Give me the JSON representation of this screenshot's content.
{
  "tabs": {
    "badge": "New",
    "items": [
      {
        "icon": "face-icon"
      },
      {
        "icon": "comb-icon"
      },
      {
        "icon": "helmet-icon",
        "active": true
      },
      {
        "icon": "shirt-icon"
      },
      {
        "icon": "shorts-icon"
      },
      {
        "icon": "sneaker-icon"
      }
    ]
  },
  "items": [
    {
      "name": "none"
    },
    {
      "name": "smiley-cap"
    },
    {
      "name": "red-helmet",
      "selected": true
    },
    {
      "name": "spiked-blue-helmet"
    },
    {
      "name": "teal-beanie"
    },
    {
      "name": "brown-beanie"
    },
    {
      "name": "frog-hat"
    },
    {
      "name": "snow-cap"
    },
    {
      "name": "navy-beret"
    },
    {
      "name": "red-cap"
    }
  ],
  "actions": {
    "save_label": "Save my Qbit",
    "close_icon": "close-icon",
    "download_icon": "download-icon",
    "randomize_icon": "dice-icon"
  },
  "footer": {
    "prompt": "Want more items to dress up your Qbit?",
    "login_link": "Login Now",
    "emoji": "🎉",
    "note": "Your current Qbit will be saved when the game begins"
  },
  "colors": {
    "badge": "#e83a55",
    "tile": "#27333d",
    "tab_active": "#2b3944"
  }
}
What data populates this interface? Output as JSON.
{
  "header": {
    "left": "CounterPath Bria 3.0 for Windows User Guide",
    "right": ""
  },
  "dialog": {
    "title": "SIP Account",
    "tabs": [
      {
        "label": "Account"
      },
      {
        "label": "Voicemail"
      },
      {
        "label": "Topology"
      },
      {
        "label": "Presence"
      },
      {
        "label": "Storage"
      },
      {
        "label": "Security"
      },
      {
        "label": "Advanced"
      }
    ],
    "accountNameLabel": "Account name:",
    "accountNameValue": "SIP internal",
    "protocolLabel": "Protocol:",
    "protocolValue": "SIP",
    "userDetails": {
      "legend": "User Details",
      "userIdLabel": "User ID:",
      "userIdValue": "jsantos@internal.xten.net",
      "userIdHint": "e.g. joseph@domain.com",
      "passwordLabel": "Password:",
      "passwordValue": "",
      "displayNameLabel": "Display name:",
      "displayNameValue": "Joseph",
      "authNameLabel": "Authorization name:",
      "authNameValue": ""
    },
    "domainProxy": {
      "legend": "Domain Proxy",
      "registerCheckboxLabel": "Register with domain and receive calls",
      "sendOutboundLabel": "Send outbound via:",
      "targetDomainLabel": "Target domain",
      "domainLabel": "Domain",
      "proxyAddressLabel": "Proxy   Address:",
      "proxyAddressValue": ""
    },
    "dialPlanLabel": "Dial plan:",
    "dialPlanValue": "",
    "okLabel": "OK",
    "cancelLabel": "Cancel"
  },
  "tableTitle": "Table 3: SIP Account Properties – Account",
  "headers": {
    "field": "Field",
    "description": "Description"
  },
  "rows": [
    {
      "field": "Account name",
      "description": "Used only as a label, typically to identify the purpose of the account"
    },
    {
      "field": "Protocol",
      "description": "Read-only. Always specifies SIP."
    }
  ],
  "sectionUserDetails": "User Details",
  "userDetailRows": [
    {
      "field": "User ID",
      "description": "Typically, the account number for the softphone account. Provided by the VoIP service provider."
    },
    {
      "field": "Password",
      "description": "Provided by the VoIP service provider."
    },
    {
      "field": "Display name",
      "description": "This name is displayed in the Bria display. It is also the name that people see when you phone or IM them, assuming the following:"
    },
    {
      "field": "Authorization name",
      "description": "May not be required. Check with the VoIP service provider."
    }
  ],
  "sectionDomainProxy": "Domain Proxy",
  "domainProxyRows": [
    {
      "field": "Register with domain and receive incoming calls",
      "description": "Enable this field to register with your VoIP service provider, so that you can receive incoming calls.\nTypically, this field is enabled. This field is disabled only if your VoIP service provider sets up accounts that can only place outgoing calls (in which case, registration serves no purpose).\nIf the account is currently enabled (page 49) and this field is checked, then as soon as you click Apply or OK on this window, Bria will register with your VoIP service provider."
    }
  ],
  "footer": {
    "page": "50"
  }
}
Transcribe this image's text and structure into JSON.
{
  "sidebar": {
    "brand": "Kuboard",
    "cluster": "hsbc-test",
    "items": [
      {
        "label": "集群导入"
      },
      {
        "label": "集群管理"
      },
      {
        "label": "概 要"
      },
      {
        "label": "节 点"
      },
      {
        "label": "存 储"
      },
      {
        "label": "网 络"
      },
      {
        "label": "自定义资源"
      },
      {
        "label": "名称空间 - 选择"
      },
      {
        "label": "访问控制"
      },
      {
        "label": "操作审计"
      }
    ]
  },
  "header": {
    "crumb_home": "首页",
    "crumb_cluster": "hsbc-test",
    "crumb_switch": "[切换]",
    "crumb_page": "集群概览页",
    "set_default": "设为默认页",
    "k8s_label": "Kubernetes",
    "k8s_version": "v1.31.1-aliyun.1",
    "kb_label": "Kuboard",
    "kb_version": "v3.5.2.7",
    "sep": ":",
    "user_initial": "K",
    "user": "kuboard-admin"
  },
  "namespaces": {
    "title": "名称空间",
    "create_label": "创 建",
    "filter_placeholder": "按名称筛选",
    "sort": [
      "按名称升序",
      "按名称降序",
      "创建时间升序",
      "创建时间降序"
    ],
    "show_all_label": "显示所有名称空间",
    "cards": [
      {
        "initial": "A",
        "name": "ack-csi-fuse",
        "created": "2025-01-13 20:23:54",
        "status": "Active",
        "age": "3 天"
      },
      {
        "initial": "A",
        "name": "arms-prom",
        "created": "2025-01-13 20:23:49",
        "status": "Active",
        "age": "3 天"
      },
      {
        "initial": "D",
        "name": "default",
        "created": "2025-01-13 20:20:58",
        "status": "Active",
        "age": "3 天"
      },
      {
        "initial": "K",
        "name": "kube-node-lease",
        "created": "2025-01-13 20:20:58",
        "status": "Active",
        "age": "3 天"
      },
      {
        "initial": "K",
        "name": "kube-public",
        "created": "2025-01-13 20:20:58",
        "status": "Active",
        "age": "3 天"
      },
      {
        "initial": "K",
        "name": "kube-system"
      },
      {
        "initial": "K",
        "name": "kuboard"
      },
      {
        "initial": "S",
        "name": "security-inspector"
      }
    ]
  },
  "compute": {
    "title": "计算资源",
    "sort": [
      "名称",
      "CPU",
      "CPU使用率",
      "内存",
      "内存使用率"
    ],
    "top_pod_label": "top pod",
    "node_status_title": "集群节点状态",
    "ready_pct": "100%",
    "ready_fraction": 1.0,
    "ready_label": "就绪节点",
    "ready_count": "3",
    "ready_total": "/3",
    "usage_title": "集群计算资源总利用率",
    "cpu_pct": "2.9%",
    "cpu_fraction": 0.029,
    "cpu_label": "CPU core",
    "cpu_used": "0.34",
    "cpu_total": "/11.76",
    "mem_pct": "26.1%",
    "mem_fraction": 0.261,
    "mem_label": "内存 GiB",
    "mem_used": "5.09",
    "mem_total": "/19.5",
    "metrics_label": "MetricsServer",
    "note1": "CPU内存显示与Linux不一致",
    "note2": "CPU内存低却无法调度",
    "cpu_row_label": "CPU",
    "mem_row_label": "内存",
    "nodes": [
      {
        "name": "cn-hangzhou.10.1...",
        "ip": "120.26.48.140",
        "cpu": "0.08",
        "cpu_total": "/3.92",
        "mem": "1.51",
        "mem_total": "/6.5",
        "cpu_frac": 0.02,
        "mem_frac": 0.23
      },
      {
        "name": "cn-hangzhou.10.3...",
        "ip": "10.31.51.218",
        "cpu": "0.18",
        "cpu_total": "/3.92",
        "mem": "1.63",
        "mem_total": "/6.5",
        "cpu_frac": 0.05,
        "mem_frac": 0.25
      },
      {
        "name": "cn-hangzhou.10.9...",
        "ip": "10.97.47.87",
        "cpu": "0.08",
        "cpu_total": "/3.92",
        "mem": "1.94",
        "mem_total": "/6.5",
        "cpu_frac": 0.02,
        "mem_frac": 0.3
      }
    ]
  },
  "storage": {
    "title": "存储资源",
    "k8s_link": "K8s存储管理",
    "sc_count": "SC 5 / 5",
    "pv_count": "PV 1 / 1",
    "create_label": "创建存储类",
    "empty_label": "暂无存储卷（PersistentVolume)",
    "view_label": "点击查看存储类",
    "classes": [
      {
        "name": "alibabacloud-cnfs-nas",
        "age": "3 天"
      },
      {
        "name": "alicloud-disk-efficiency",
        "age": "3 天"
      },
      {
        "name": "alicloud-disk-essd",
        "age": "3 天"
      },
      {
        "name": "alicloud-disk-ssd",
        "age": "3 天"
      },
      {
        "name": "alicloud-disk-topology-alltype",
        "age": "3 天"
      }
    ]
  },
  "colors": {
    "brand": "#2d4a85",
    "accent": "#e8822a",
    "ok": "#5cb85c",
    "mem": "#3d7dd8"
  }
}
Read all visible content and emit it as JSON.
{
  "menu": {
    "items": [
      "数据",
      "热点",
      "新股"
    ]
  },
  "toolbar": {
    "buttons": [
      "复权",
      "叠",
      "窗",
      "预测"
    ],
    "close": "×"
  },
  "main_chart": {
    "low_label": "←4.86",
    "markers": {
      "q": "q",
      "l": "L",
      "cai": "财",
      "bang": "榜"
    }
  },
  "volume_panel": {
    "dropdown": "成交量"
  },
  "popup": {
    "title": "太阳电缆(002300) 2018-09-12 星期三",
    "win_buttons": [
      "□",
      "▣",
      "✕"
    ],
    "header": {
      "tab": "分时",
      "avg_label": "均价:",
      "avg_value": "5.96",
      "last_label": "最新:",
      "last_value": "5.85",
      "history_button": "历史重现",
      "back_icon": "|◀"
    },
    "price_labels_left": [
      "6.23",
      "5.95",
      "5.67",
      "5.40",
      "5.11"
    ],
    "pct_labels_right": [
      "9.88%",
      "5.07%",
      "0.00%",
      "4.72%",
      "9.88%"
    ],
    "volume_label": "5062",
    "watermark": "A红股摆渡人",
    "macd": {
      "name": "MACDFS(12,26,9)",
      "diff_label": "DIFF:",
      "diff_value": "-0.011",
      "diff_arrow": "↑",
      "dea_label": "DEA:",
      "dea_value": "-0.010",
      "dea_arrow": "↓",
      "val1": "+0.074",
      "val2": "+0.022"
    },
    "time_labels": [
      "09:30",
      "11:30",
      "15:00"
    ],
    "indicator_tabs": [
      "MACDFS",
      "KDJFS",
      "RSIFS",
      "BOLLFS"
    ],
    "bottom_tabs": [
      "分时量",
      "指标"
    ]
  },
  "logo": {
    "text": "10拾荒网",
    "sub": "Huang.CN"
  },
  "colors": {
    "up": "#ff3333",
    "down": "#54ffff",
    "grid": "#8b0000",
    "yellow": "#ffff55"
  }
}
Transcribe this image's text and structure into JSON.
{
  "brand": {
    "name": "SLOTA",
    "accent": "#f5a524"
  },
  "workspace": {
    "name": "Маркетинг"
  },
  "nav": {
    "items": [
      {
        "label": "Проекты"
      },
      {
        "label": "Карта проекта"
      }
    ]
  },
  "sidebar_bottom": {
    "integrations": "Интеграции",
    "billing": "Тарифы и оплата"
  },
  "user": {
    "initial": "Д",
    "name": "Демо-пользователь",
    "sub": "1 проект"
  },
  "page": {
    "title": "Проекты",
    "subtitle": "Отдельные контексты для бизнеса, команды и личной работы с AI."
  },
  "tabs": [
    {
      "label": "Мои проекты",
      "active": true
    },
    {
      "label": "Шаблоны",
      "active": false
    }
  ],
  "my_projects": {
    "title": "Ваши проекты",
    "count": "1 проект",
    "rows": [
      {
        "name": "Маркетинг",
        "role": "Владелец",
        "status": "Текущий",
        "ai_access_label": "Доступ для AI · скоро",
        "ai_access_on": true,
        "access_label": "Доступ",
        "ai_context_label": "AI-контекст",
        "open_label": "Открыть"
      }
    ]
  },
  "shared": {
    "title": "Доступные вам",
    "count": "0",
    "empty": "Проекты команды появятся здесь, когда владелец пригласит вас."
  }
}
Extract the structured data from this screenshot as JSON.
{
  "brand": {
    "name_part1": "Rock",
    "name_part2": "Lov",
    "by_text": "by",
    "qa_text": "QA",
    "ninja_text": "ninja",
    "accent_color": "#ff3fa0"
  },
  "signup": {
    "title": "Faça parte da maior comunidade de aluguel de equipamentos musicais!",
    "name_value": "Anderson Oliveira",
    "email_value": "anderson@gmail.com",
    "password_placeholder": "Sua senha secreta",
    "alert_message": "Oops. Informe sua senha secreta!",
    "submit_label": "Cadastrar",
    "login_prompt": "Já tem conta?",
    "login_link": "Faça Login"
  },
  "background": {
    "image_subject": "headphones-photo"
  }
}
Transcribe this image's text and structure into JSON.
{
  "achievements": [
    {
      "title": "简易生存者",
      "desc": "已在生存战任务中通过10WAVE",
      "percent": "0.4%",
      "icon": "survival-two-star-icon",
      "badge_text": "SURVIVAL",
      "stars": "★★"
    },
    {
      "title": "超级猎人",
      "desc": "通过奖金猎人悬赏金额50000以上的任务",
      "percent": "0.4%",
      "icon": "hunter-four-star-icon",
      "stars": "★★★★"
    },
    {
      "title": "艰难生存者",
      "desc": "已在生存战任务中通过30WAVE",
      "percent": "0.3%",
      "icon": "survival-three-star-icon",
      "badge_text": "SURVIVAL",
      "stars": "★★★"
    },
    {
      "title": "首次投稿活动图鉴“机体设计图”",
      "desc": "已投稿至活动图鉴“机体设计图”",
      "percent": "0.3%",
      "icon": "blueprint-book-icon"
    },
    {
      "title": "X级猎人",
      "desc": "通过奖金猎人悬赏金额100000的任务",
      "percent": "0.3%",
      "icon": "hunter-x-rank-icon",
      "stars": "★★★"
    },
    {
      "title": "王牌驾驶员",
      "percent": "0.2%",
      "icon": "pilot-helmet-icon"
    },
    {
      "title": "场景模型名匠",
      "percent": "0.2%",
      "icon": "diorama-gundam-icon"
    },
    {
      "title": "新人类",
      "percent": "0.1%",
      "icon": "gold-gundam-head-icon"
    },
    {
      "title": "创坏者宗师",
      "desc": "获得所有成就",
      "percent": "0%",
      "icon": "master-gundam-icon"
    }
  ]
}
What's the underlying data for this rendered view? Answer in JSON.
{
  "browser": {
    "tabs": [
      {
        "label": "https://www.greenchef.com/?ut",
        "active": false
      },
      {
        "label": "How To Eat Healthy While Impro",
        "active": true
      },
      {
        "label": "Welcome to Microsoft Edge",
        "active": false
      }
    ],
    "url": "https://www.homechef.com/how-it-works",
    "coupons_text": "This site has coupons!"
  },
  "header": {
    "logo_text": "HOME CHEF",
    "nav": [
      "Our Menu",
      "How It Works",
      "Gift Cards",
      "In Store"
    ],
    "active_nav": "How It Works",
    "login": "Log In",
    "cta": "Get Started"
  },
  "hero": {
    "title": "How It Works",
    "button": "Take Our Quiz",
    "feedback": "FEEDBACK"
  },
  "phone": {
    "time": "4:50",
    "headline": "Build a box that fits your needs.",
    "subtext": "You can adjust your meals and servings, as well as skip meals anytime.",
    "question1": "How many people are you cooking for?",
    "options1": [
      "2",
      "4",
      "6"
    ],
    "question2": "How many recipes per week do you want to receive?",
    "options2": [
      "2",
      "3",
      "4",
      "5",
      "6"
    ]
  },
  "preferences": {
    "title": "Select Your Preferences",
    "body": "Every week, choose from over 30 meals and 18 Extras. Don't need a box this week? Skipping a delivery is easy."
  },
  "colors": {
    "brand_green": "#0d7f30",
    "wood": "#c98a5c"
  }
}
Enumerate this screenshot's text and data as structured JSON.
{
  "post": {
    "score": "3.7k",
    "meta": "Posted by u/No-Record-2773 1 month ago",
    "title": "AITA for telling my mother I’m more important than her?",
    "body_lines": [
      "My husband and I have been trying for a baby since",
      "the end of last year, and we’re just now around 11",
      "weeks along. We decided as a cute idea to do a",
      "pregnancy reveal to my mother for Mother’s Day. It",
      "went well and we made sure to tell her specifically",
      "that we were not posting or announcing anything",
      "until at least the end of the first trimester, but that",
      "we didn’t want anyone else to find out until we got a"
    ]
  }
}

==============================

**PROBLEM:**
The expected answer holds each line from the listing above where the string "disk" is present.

**WORKED SOLUTION:**
        "name": "alicloud-disk-efficiency",
        "name": "alicloud-disk-essd",
        "name": "alicloud-disk-ssd",
        "name": "alicloud-disk-topology-alltype",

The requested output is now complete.